Next month the Colorado Department of Transportation will kick off a new campaign aimed at warning people against smoking marijuana and driving called “Drive High, Get a DUI.”
CDOT plans to launch the $430,000 media blitz, but the agency acknowledges it will do so without any hard data quantifying the number of people actually getting arrested for driving high.
A CBS4 investigation found no state agency is currently tracking the impact of marijuana on our roads.
“We need more data, and with recreational marijuana just in place, we don’t have enough data to inform on the problem,” said CDOT spokesperson Emily Wilfong. “But impaired driving is a problem in Colorado and it is something that we want to stay ahead of.”
CBS4 requested the number of marijuana driving arrests from 12 Colorado law enforcement agencies. Seven said they don’t keep track and were not able to provide numbers. The way Colorado’s intoxicated driving law is written, drunk and drugged driving are lumped together, making it difficult to separate out and identify the number of marijuana driving cases.
Of the five police agencies that did provide numbers, Denver had arrested 27 people for marijuana DUI, roughly one per week since marijuana was legalized last July. Over the same period, Lakewood reported 12 arrests, while Boulder had seven. Deputies in Jefferson County had two and Fort Collins police arrested just one.
On Oct. 3 Fort Collins police arrested Jeanie Arend for driving high. She was not pulled over, she actually called police to file an assault report after she was punched by a pedestrian while behind the wheel. Arend, who says she is a medical marijuana patient, failed a field sobriety test, and her blood tested at 15 ng/ml, three times the legal limit. She was shocked to hear she was the only arrest in Fort Collins,
“I’m saddened and I sure wish it wasn’t me,” she said.
“It does seem low,” said Fort Collins Police Chief John Hutto, who says it is a lot easier to get a drunk driving conviction because officers can use a Breathalyzer instead of a blood test.
“I think it will evolve to the point where we are able to enforce it as readily as we can enforce alcohol now,” he said.
Hutto said police officers have trained for years to catch drunk drivers, but training officers to catch stoned drivers is expensive. This year CDOT is hoping to train more drug recognition experts, but the chances one would be encountered one on the road remains slim.
“It’s not likely because it is less than 1 percent of the law enforcement population,” said Glenn Davis, who oversees the state’s drug recognition training school.
Davis said out of Colorado’s 15,000 law enforcement officers, only 190 are drug recognition experts. Davis wants to see that number increase to 300, making sure every jurisdiction has at least one trained officer.

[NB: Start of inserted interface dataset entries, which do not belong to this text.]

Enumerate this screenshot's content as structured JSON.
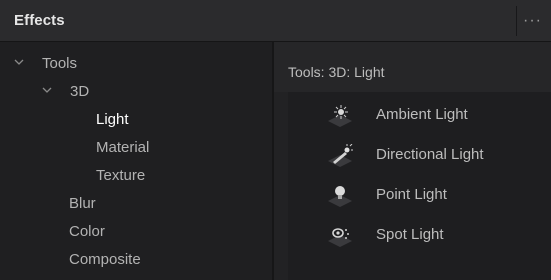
{
  "header": {
    "title": "Effects",
    "menu_label": "···"
  },
  "tree": {
    "items": [
      {
        "label": "Tools",
        "level": 0,
        "expanded": true
      },
      {
        "label": "3D",
        "level": 1,
        "expanded": true
      },
      {
        "label": "Light",
        "level": 2,
        "selected": true
      },
      {
        "label": "Material",
        "level": 2
      },
      {
        "label": "Texture",
        "level": 2
      },
      {
        "label": "Blur",
        "level": 1
      },
      {
        "label": "Color",
        "level": 1
      },
      {
        "label": "Composite",
        "level": 1
      }
    ]
  },
  "content": {
    "breadcrumb": "Tools: 3D: Light",
    "items": [
      {
        "label": "Ambient Light",
        "icon": "ambient-light-icon"
      },
      {
        "label": "Directional Light",
        "icon": "directional-light-icon"
      },
      {
        "label": "Point Light",
        "icon": "point-light-icon"
      },
      {
        "label": "Spot Light",
        "icon": "spot-light-icon"
      }
    ]
  },
  "colors": {
    "background": "#1f1f21",
    "header": "#2b2b2d",
    "selected_text": "#ffffff",
    "text": "#b3b3b3"
  }
}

The new drug enforcement training will coincide with the CDOT “Drive High, Get a DUI” awareness campaign. CDOT says part of its goal is to help people understand the new marijuana laws and the five ng/ml limit. It’s a lesson Arend is still working on.
“If 15 nanograms was what my level was, then five must be one bowl a day? I don’t know. I just don’t have a clue.”
Arend said her biggest fear in sentencing is the possibility a judge might restrict her marijuana use. She calls marijuana her wonder drug which helps her with a number of medical conditions.